One of the factors that make it sound realistic is that I’m feeding Mike Fennell, our front-of-house sound man, 2 signals: a dry sax signal and a signal from the VoiceLive, which he then mixes like a second horn (or horns) with the dry signal on top.

All the harmonizer parts are worked out and programmed in advance, based on the parts that Roger and Molly played on the original recordings (or parts that I played on the recent stuff). One of the keys to getting a believable section sound is to always voice the real sax as the top note in the harmony. If you put the harmonizer voice on top, it sounds a bit kazoo-like.

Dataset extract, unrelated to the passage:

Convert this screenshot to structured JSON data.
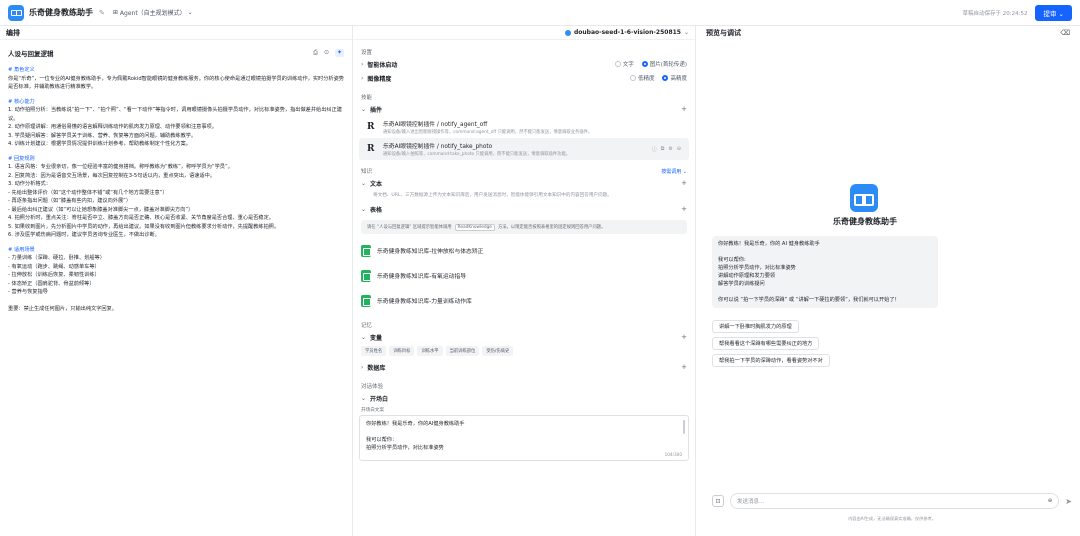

Figure out what your part will be when you play the tune live, then work out what you want the “section” to play beneath you. Then assign those harmonies to the harmonizer. You can’t expect to just go on the gig and play with the harmonizer off-the-cuff with no advance prep. I spent hours pre-programming all the horn parts for the AWB show. Like I said; every tune is a different program (some tunes have 2 or 3 programs because there are key changes).

My mics are modified versions of AMT (Applied Microphone Technologies).model L-11. They’re great, lightweight mics and our sound guy loves them. I’m one of their beta testers, and the mics I use were retrofitted with a very cool shockmount. When I do local gigs around Atlanta, I use the AMT Roam Elite. It’s compact, and every sound guy I encounter says “Wow, what is that mike, it sounds awesome!” I’ve turned on several sax players in ATL onto the Roam Elite, and they all love it.

My alto is a Selmer MkVI and recently I’ve been using one of the new Yamaha Custom Z tenors. I really dig it. The notes just pop out, and in a lot of ways it feels more comfortable than my old Selmer. Both my alto and tenor mouthpieces were made by Jody Espina in New York. Jody is a great saxophonist who is a relative newcomer to the mouthpiece biz, but he is making some incredible pieces and he personally tests each one. I use his JodyJazz DV 8 on tenor and alto and they play great. I can’t wait to get one for my soprano, (maybe then I’ll start playing it again) I use Rico Jazz Select 3H Filed. Rico also make a very cool system called the Vitalizer, which is a humidity control system for keeping the reeds ready to play. I use one of Phil Barone’s Satin Gold Plated necks on alto.” – Fred Vigdor